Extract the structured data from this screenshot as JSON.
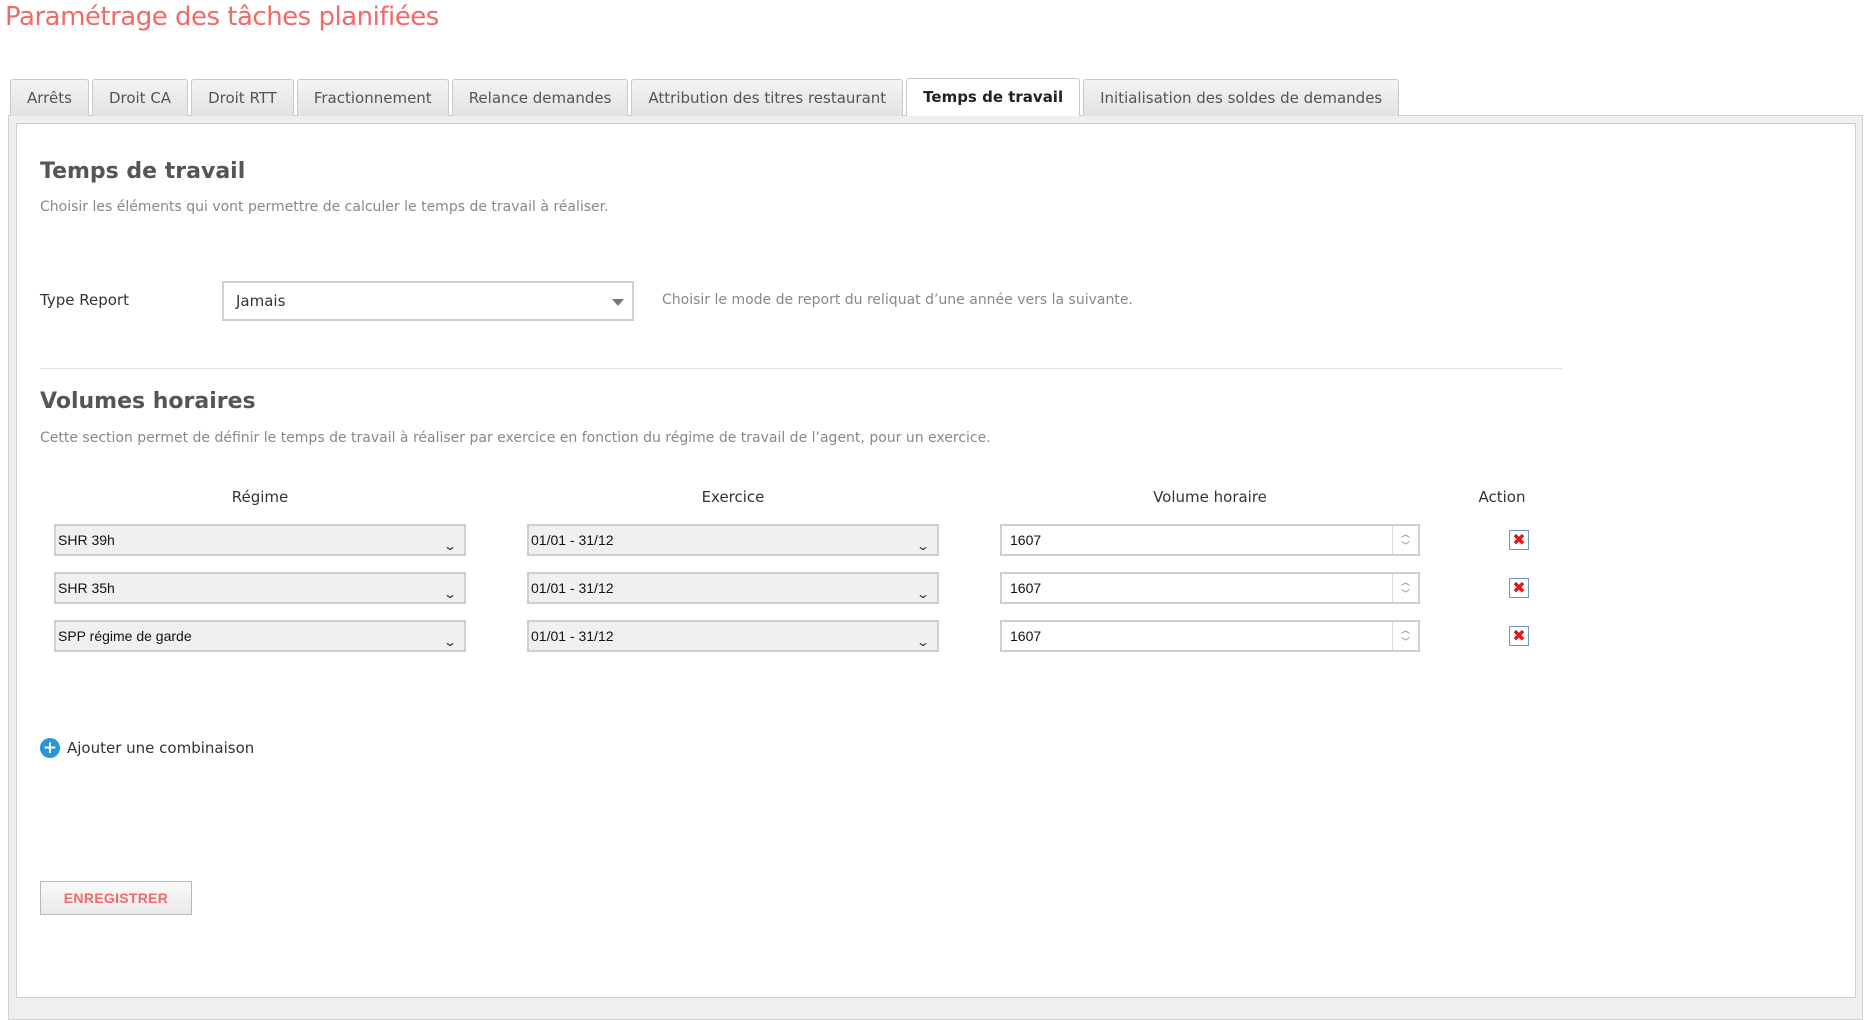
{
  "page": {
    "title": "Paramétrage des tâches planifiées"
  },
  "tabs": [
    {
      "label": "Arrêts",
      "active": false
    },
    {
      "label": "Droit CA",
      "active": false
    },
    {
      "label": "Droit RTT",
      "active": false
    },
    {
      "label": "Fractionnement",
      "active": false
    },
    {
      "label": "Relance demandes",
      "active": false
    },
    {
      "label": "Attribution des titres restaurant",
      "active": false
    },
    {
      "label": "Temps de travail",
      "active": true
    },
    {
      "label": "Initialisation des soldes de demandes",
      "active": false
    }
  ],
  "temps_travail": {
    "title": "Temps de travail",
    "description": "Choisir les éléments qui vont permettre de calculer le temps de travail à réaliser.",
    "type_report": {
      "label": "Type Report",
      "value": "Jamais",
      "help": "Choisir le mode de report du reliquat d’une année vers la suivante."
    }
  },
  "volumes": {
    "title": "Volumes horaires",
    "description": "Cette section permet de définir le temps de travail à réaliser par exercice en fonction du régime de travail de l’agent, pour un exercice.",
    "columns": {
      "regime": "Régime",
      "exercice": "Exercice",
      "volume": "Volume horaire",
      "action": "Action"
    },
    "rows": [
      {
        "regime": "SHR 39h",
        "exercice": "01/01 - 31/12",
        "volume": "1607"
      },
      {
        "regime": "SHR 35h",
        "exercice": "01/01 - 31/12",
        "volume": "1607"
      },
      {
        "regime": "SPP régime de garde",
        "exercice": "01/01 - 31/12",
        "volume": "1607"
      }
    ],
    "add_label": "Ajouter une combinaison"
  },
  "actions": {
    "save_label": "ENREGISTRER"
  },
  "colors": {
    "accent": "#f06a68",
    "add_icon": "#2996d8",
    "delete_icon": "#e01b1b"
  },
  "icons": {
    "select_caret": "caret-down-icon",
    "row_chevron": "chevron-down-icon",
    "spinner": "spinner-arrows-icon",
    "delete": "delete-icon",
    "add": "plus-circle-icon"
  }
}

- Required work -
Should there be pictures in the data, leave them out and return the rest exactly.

- Completed exercise -
Extract the structured data from this screenshot as JSON.
{
  "page": {
    "title": "Paramétrage des tâches planifiées"
  },
  "tabs": [
    {
      "label": "Arrêts",
      "active": false
    },
    {
      "label": "Droit CA",
      "active": false
    },
    {
      "label": "Droit RTT",
      "active": false
    },
    {
      "label": "Fractionnement",
      "active": false
    },
    {
      "label": "Relance demandes",
      "active": false
    },
    {
      "label": "Attribution des titres restaurant",
      "active": false
    },
    {
      "label": "Temps de travail",
      "active": true
    },
    {
      "label": "Initialisation des soldes de demandes",
      "active": false
    }
  ],
  "temps_travail": {
    "title": "Temps de travail",
    "description": "Choisir les éléments qui vont permettre de calculer le temps de travail à réaliser.",
    "type_report": {
      "label": "Type Report",
      "value": "Jamais",
      "help": "Choisir le mode de report du reliquat d’une année vers la suivante."
    }
  },
  "volumes": {
    "title": "Volumes horaires",
    "description": "Cette section permet de définir le temps de travail à réaliser par exercice en fonction du régime de travail de l’agent, pour un exercice.",
    "columns": {
      "regime": "Régime",
      "exercice": "Exercice",
      "volume": "Volume horaire",
      "action": "Action"
    },
    "rows": [
      {
        "regime": "SHR 39h",
        "exercice": "01/01 - 31/12",
        "volume": "1607"
      },
      {
        "regime": "SHR 35h",
        "exercice": "01/01 - 31/12",
        "volume": "1607"
      },
      {
        "regime": "SPP régime de garde",
        "exercice": "01/01 - 31/12",
        "volume": "1607"
      }
    ],
    "add_label": "Ajouter une combinaison"
  },
  "actions": {
    "save_label": "ENREGISTRER"
  },
  "colors": {
    "accent": "#f06a68",
    "add_icon": "#2996d8",
    "delete_icon": "#e01b1b"
  },
  "icons": {
    "select_caret": "caret-down-icon",
    "row_chevron": "chevron-down-icon",
    "spinner": "spinner-arrows-icon",
    "delete": "delete-icon",
    "add": "plus-circle-icon"
  }
}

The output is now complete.